He also updated that Malaysia had received the single-dose vaccine, CanSino. These will be distributed by the mobile team to remote areas and pockets of Orang Asli settlements.
“To begin with, about 180,000 doses were sent to Sabah and several thousand doses to Perak, Pahang and Kelantan.
“With the arrival of the CanSino single-shot vaccine, we will be able to reach these remote groups in a more efficient manner.”
Vaccination for children
Initially, the vaccination was reserved for adults because children were not as high risk as adults to get the severe forms of Covid-19.
Malaysia is now set to vaccinate all children aged between 12 and 17 from Sept 15. As at Aug 30, 63.6 per cent of its adult population have already completed two doses and 83.8 per cent have received the first dose.

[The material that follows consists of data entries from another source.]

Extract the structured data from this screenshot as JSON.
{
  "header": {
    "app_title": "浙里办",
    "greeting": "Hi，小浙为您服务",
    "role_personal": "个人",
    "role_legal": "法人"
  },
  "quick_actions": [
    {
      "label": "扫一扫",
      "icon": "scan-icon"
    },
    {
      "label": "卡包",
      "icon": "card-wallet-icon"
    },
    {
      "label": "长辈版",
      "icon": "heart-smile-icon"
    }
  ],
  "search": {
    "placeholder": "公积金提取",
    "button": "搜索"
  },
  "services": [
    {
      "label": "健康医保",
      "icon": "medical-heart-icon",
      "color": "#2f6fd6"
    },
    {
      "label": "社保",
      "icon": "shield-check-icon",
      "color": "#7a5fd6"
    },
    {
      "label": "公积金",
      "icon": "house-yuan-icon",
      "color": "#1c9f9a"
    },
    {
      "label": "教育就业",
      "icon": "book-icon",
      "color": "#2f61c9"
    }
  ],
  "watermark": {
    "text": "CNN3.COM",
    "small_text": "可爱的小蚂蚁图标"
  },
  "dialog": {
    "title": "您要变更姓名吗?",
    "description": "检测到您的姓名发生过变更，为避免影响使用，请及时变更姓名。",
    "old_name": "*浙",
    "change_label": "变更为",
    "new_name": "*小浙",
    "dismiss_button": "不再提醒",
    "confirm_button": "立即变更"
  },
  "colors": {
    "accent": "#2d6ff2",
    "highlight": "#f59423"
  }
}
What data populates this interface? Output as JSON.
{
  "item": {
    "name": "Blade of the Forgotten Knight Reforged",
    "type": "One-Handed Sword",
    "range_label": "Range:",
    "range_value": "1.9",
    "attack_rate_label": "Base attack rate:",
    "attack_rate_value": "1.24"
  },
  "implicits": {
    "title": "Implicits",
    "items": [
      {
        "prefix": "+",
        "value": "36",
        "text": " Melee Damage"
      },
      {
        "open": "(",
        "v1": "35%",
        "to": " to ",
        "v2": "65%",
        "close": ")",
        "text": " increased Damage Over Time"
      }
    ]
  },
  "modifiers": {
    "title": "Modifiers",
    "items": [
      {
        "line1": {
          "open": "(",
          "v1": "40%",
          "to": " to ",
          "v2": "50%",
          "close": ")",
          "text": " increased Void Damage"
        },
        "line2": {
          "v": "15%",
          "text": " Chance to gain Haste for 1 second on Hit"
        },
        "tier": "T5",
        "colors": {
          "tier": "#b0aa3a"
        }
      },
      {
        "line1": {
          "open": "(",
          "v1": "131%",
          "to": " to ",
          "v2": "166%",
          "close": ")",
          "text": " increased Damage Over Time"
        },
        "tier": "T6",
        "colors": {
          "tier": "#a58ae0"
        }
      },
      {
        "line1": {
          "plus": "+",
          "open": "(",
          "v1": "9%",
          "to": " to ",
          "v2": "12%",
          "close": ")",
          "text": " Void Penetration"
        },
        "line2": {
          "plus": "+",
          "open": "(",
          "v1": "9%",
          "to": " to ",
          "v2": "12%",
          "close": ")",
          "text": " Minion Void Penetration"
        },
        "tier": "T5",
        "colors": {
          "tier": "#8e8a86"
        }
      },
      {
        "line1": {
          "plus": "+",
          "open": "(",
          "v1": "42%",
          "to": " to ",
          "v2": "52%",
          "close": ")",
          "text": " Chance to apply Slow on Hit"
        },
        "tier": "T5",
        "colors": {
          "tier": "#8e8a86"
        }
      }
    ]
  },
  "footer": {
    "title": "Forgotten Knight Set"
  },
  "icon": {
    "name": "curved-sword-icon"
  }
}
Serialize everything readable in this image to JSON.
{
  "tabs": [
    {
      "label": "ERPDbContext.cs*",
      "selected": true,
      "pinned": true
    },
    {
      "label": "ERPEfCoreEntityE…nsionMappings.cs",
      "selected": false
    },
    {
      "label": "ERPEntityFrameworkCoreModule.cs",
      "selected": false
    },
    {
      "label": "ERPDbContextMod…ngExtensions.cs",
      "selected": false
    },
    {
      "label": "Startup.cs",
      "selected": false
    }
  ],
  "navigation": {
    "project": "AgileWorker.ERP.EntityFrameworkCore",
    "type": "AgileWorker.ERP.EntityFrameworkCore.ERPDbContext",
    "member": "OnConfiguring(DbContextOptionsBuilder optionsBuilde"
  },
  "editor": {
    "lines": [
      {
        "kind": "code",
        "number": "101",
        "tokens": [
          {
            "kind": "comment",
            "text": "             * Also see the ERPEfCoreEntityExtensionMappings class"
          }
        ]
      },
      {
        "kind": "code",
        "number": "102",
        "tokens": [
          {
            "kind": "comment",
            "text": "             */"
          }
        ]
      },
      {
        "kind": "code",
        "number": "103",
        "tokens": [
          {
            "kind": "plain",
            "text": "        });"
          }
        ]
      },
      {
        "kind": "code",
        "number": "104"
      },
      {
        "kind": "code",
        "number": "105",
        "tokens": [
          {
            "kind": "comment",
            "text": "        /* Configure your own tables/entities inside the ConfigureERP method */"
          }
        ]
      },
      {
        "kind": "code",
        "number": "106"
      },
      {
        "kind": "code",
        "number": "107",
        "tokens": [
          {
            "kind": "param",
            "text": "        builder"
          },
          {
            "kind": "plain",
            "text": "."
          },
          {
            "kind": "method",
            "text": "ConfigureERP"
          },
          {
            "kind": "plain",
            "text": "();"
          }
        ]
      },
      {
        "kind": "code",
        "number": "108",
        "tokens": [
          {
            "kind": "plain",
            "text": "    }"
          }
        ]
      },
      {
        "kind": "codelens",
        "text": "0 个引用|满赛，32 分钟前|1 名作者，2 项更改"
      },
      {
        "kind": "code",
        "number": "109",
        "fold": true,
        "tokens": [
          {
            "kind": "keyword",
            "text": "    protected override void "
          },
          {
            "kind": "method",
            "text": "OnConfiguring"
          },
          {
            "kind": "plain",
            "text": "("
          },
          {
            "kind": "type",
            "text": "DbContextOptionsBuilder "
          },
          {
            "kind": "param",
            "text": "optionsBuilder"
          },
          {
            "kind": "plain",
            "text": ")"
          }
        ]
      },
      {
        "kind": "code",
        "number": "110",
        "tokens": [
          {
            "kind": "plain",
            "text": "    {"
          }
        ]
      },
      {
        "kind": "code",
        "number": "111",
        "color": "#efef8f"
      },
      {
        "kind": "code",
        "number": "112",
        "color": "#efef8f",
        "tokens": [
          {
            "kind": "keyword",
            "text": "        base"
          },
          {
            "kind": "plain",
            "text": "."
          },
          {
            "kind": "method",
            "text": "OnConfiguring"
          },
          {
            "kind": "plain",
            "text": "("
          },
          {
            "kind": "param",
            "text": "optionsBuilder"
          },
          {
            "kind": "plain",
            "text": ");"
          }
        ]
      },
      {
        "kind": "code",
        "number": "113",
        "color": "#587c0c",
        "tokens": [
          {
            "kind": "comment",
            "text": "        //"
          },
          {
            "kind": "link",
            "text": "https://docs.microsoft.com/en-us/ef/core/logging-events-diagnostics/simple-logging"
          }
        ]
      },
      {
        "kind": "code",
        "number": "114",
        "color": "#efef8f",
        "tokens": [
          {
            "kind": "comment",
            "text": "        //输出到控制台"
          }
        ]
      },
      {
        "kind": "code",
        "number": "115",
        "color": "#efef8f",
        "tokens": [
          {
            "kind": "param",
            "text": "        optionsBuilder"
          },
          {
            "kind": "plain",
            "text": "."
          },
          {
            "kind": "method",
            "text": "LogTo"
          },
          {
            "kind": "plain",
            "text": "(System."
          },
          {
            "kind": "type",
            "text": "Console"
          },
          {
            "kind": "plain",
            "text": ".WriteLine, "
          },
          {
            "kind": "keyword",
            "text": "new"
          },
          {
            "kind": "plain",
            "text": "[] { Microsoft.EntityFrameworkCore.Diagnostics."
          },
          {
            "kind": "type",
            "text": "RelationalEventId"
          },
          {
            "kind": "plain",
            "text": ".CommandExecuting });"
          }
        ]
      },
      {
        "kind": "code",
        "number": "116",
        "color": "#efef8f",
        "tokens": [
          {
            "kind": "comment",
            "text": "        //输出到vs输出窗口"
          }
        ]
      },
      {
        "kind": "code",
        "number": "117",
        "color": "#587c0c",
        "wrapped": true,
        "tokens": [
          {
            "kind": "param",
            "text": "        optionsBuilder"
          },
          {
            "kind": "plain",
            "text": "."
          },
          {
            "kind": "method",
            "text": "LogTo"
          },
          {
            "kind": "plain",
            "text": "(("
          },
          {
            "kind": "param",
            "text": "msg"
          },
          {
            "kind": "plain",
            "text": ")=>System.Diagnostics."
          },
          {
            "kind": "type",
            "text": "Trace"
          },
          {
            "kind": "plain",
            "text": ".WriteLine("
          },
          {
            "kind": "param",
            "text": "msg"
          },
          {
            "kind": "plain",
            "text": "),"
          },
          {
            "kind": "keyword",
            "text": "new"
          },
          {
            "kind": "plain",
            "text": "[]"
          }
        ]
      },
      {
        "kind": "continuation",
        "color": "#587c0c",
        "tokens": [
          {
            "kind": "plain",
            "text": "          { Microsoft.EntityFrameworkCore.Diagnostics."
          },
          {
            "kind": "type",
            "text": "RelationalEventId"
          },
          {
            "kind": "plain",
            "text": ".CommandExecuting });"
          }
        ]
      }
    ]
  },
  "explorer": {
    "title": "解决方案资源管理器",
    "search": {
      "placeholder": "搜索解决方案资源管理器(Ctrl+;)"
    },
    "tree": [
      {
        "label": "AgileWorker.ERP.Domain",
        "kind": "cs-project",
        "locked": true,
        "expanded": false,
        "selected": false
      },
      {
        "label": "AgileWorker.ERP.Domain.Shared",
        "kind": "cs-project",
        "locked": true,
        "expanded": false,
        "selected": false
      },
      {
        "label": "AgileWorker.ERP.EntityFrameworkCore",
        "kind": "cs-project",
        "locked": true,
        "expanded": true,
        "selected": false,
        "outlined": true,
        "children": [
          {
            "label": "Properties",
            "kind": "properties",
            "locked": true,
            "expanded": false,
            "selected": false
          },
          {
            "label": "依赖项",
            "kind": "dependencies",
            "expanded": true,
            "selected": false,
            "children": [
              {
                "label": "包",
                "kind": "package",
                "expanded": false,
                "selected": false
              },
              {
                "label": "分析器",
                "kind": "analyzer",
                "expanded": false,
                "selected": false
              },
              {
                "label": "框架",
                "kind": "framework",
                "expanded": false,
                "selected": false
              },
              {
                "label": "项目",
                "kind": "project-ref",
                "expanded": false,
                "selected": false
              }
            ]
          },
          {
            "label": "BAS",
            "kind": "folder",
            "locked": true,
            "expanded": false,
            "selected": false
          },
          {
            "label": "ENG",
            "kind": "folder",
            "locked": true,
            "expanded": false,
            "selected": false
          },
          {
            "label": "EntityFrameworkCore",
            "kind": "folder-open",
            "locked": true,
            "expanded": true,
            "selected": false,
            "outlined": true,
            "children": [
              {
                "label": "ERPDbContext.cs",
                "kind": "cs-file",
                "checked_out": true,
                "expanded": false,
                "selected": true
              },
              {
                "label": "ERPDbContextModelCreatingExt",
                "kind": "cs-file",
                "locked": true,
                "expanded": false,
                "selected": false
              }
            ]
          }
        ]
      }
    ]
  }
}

Based on the guidelines by MoH, priority is given to at-risk children with underlying medical conditions and those living with adults who are also at high risk.
“This is because those in the high-risk groups are predisposed to have a more severe form of Covid-19.”
After that, it will be followed by healthy adolescents in that age group from older to younger.
As for the brand of vaccine, Dr Hishamshah said: “Our National Pharmaceutical Regulatory Agency (NPRA) has only approved the vaccines by Pfizer-BioNTech to be used for children.”
Pfizer is the only vaccine with safety and efficacy data available for children. It was also the first vaccine to receive emergency use authorisation (EUA) by the FDA early on. It has since received full FDA approval.
With the highly contagious Covid-19 Delta virus, Dr Hishamshah stressed that it was more vital for the country to have its population collectively having immunity against the virus.
“Once we have a pretty sizable number of the population having immunity to the Covid-19, either from vaccination or having recovered from Covid-19, that is when we will achieve herd immunity.
“It is then the chances of this virus transmitting in the community can be controlled.
“However, in terms of reaching the percentage needed for herd immunity, we seem to be chasing a moving goalpost because the virus keeps changing in character.
“Epidemiologists are saying we need 90 per cent of the population immunised compared to the previous 70 per cent.
“This is because the Delta variant has double the infectivity rate compared to the original Wuhan strain and the subsequent variants. It is almost like a different virus.”
He also shared that both recovered Covid-19 patients and vaccinated individuals can get infected with the Delta variant.
“We call this a breakthrough infection, which is when you are infected with the Delta variant after getting infected with the original strain.
“Those who are vaccinated can also get affected by the Delta strain, although the severity is less.”
When asked about the anti-vaccine movement in Malaysia, Dr Hishamshah replied: “The majority of people are pretty open to vaccination. And that has been proven from our experience with our childhood vaccination programme.
“The number of anti-vaxxers is relatively quite small. It is just that they are media savvy and can make some loud noises. They are using a lot of these alternative media and social media to present their case.
According to Dr Hishamshah, some of the efforts taken to convince anti-vaxxers include;
- providing scientific evidence data on the safety and efficacy of each vaccine;
- using social media to educate on the statistics of ICU cases and brought-in-dead (BID) cases which are high among non-vaccinated people; and
- encouraging pro-vaccine social media influencers to counter the anti-vaxxers group.
“Eventually, the anti-vaxxers do come to their senses and even start influencing others to get vaccinated.
He added that the government was currently conducting some research on the anti-vaccine group.
“Based on the analysis, the government will find a way to make it mandatory under the existing legal provisions if the percentage of those who refuse vaccination on non-medical grounds is big.”
“With regards to the halal status of the vaccine, the National Fatwa Council has ruled the vaccines as permissible, and under the circumstances, it may be mandatory. This ruling is adopted by all the State Mufti offices.” — The Health